- Ceiling tiles, papers, and other porous or absorbent materials should be disposed of as soon as possible.
- Carpet extractors or wet/dry vacuums can be used to remove water from saturated carpeting if you can’t get rid of it immediately.
- Fans can be used to circulate the air in the room and speed up the evaporation of the liquids inside.
- Dehumidifiers can speed up the drying process by reducing the amount of moisture in the air. An industrial/commercial dehumidifier or a restoration dehumidifier may be necessary for big expanses and water-saturated areas, such as in a basement.
How long should I run a dehumidifier after a flood?
If you can, operate a dehumidifier in the area until all porous surfaces have been dried out. The time it takes to dry out a flood-damaged building ranges from a few days to a few weeks. Plaster and insulation can take a long time to cure, so it may be more efficient to replace them totally rather than wait for them to dry. Mold will continue to grow until the building is completely dry.
Low relative humidity is responsible for removing moisture from these surfaces, and humidity levels below 50% prevent mold formation. Accurate readings can be obtained with the aid of a moisture meter.
What kills mold after a flood?
For mold and mildew removal, the American Red Cross and the Federal Emergency Management Agency recommend using these cleaning products:
- Commercial mold and mildew removers are the first option.
- Tri-sodium phosphate or washing soda are good alternatives (5 tablespoons per gallon of water)
- Using a mixture of bleach and water as a third option (one-quarter cup of laundry bleach per gallon of water)
When using bleach, tri-sodium phosphate, or another powerful cleaner to remove mold, be sure to take the proper safety precautions and wear the right mold treatment gear.
Can You Dry the Water Damage Yourself?
While you may believe that using fans and wet-dry vacuums will allow you to dry up your water-damaged regions on your own, we’ve found that this isn’t the case for the majority of homes. Because they lack the right equipment, they are unable to find the hidden pockets of mold-infested damp places.
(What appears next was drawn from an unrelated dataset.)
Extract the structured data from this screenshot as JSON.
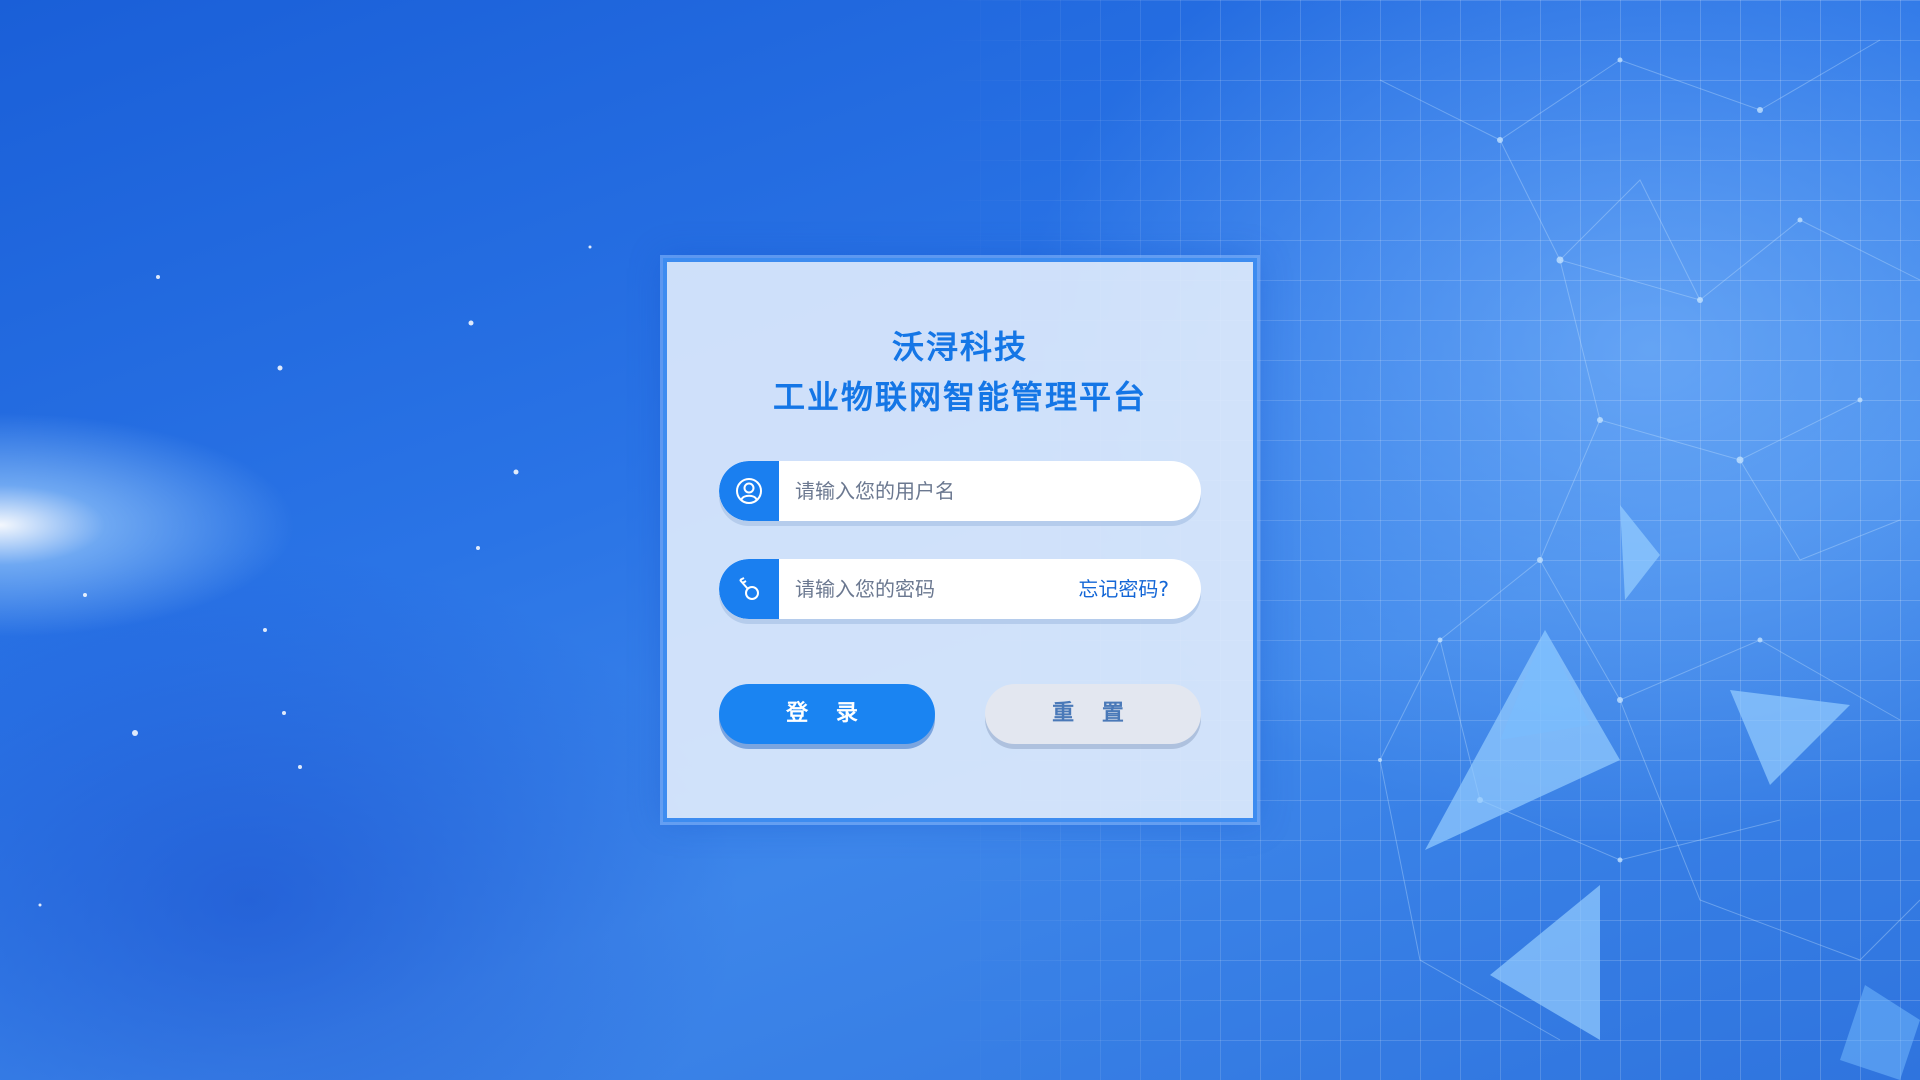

Hiring a company like Jenkins Restoration to dry out your water-damaged areas is your best option. Wet areas are dried out using specialized equipment, and mold is both prevented and dealt with on a regular basis by these businesses.
In most cases, insurance covers the expense of having a restoration firm like Jenkins Restorations dry up your water-damaged areas, so you don’t have to pay extra to get your life back to normal as quickly.
Does Water Damage Always Cause Mold?
Mold will begin to grow in the home if it is not entirely dried within 24 hours. Mold can appear at any season, even in the dead of winter. Unless your water damage is relatively modest, you almost certainly will have mold growth.
Can You Kill The Mold Yourself?
Despite the fact that some homeowners attempt to dry the area or spray bleach, the truth is that these procedures frequently merely spread the mold to other parts of the home. Even worse, air conditioning and heating systems can disperse spores throughout the house.
Make sure you don’t try to eliminate the mold on your own. While there are a plethora of “How to kill mold” search results, keep in mind that most of them are for surface-level mold, not water-damaged mold.
Can Mold Dry Up And Die?
No. However, even if there isn’t any moisture around the mold will continue to develop in the walls, floors or other areas where it has started to grow. It will begin to grow again as soon as it has access to water. If you don’t remove the mold yourself, it won’t go gone.
It’s true that preventing mold growth after a flood might be a difficult undertaking. Neglecting it, on the other hand, will just exacerbate the problem. Preventing mold and avoiding the doctor are two of the many benefits of following the above preventative advice.